He adds that while Jurassic Park "pushed the boundaries of digital animation techniques," he has never directed an animated film. The stylized film, which resembles the comics --the characters are based on live performances but do not look like the actors--will be submitted as an animated film for Oscar consideration, as Monster House was.
"Working on The Adventures of Tintin," continues Spielberg, "I was aware that in order to do Hergé's work justice I had to be as faithful as possible to his drawings and the chromatic palette that makes them so distinctive, so we had to use the 'motion capture' technique which can essentially 'draw' the actor's movements thus creating a mix between reality and cartoons."
Jackson has been a fan of Tintin since the age of eight: "I've been reading his adventures for a lifetime without ever getting bored." Jackson says he's been wondering how the stories would be produced for the past twenty years. "When in the end Spielberg involved me in the project it was a great moment for me, I'd crowned my childhood dream."
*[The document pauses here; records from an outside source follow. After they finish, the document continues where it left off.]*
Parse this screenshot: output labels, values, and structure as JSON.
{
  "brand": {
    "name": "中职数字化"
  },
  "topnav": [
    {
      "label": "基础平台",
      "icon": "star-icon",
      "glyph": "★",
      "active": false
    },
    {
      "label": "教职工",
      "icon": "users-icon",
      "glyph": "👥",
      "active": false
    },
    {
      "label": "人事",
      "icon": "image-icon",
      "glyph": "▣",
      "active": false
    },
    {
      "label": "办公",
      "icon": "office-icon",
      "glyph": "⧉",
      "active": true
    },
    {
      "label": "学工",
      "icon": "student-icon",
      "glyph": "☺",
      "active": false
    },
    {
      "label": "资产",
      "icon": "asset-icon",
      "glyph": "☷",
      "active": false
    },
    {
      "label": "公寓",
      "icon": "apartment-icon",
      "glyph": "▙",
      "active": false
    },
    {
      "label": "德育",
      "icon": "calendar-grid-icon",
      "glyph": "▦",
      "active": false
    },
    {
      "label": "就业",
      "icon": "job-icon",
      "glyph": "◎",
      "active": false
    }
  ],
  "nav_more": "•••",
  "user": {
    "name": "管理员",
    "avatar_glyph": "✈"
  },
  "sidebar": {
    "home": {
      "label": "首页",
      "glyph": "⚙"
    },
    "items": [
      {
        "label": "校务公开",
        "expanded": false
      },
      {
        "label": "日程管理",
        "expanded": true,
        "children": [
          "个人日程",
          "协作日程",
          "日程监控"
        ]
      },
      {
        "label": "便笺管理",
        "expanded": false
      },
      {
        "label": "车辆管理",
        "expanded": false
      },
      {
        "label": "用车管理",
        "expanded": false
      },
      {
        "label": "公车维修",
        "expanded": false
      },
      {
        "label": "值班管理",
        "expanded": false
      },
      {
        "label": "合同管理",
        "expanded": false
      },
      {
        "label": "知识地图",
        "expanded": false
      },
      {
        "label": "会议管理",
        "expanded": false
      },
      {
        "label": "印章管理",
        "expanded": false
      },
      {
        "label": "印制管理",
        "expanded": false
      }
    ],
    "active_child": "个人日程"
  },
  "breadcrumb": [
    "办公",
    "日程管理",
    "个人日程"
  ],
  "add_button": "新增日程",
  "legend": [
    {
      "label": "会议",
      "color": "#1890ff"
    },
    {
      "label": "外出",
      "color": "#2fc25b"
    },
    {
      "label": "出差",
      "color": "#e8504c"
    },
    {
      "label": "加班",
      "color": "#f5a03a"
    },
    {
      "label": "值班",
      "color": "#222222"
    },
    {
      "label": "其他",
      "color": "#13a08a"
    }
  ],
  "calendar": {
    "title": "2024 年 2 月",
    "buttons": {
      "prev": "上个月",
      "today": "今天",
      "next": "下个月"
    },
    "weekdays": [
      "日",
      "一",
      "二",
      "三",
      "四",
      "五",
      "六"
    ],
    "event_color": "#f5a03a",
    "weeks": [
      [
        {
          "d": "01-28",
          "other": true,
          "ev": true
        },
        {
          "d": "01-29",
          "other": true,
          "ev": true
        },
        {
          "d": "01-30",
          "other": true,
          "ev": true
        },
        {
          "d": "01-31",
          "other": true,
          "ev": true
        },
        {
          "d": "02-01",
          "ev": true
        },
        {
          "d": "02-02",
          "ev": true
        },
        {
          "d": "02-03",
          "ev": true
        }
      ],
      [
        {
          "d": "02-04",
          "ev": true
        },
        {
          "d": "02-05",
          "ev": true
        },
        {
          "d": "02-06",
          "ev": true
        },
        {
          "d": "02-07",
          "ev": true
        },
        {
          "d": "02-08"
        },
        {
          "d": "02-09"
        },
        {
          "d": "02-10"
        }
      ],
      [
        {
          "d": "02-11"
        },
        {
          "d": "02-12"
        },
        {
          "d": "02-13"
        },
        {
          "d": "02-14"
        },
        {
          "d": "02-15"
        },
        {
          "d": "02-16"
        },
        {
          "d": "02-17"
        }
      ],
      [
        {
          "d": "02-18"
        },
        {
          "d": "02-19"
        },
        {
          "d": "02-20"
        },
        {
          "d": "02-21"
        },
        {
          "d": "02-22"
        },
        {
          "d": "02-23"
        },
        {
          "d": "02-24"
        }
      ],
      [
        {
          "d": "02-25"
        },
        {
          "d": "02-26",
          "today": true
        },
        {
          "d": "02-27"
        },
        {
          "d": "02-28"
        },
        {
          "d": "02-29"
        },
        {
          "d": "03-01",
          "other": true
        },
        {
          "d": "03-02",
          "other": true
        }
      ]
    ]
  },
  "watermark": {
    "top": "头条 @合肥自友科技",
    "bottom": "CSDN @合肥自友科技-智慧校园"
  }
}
Synopsis is below:
The Adventures of Tintin: the Secret of the Unicorn tells the story of the young and curious reporter Tintin (Jamie Bell) who finds himself in the clutches of the devilish Ivan Ivanovitch Sakharine (Daniel Craig), who is convinced he has stolen a treasure of untold value somehow linked to the nefarious pirate Red Rackham. But with the help of his dog Milou, the sharp-witted and hot-tempered Captain Haddock (Andy Serkis) and the bungling detectives Thompson & Thompson (Simon Pegg and Nick Frost), Tintin will find himself traveling the world searching for the Unicorn, a shipwrecked vessel that perhaps holds the key to a vast fortune and an ancient curse.